Interior and exterior spaces harmoniously provide a campus experience to challenge children in the classroom, while also providing opportunities for learning and play outside.
When thinking back to our own elementary school days, most people would agree that recess was our favorite “subject.” Recess provided us a break from the confinement of the classroom, where we learned how to socialize with our peers in an unstructured manner. From that early age, we quickly discovered that spending time outside is important.
Promoting the development of the whole child in conjunction with classroom learning, Our integrated design process aims to provide design solutions that encompass the entire project site. Where interior and exterior spaces harmoniously provide a campus experience to challenge children in the classroom, while also providing opportunities for learning and play outside.
Programming Exterior Spaces
As with the programming of building spaces, our design team takes this same process outside and asks important questions. How many children does the playground need to support? What age levels intend to use the space? Will physical education activities take place outside or in a gym? Will only the school use a play field, or will the community also have access to it after school hours? Is there an opportunity for outdoor learning, outdoor classrooms, assembly spaces, or other areas where the children can create a bit of a mess? Each child utilizes their recess time differently; are we providing opportunities for quiet or more contemplative outdoor activities? For those hot days, have we created shaded play areas and easily accessible drinking fountains? We must keep in mind the goal of making the space usable under a variety of conditions for that specific environment.

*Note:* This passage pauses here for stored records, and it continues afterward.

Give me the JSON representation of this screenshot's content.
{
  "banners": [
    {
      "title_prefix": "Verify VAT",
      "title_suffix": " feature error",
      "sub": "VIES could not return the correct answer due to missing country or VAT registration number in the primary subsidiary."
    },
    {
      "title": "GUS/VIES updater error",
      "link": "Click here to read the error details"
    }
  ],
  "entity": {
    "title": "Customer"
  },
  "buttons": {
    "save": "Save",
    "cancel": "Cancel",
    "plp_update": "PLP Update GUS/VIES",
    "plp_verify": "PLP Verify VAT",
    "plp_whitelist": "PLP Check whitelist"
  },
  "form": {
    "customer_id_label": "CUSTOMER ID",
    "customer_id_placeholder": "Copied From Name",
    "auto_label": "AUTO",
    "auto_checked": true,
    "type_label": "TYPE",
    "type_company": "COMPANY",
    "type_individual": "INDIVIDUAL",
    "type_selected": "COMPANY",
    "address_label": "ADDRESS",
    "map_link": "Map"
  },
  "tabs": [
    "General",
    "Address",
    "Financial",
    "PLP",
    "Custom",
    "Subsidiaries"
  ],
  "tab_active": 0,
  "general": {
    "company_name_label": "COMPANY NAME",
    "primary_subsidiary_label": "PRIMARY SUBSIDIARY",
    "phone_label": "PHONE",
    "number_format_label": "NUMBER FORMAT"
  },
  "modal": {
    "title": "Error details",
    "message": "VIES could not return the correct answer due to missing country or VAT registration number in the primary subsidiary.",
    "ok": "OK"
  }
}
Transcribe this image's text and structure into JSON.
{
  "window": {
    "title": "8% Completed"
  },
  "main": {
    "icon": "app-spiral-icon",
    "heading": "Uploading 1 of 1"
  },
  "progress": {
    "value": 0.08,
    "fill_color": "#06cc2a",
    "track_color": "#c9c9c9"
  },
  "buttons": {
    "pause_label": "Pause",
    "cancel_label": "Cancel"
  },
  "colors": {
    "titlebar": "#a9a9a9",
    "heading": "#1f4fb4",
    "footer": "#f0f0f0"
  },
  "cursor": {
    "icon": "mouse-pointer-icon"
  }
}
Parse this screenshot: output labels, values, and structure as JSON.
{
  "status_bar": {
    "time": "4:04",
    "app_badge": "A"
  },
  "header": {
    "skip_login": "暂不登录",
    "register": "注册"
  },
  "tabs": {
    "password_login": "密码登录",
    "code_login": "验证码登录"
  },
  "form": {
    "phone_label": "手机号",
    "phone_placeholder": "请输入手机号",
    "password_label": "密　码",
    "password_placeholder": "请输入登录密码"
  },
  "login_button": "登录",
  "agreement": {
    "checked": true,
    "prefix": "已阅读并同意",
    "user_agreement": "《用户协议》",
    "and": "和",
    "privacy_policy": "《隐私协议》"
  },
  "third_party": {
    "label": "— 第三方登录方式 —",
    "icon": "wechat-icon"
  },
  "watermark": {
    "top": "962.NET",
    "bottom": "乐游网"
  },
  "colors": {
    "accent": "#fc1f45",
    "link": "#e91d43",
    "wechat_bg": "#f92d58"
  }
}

Using the Gifts of the Site
Typical landscape design components for elementary schools include play equipment, hard courts, and a play field. To be more inclusive of individual child needs and offer our clients something a little different, we attempt to uncover if the site offers any distinguishing physical features that could bring unique value to recess or outdoor learning activities. An existing tree can provide a shaded seating area; the site’s grading can inspire certain organized activities and give each separate space its own home. Existing features such as native plants, intermittent streams, or geological features can be highlighted in a design and used as teaching moments for a variety of subjects.
Aside from use for play activities, exterior spaces can be programmed to enhance the school’s academic curriculum. Outdoor classrooms, greenhouses and growing beds, art tables, and teaching walls can all be incorporated into a project’s design. Taking the classroom outside provides opportunities that cannot be duplicated indoors. Teachers can conduct science experiments that allow the children to freely get messy, or perform science experiments on a larger scale. A blossoming tree or a butterfly gently floating over native plants in search of nectar can inspire creative arts projects.
The integrated design approach aims to construct distinctive exterior spaces for students for imaginative play, reflective contemplation, inspiration and thoughtful curriculum enhancement, while simultaneously factoring in operations issues and maintenance long after project completion.
When designing exterior educational environments, we incorporate the opinions and ideas of teachers and administrators to ensure that the spaces bring maximum value to the design project, and to further ensure that the users understand them and are committed to their long-term success.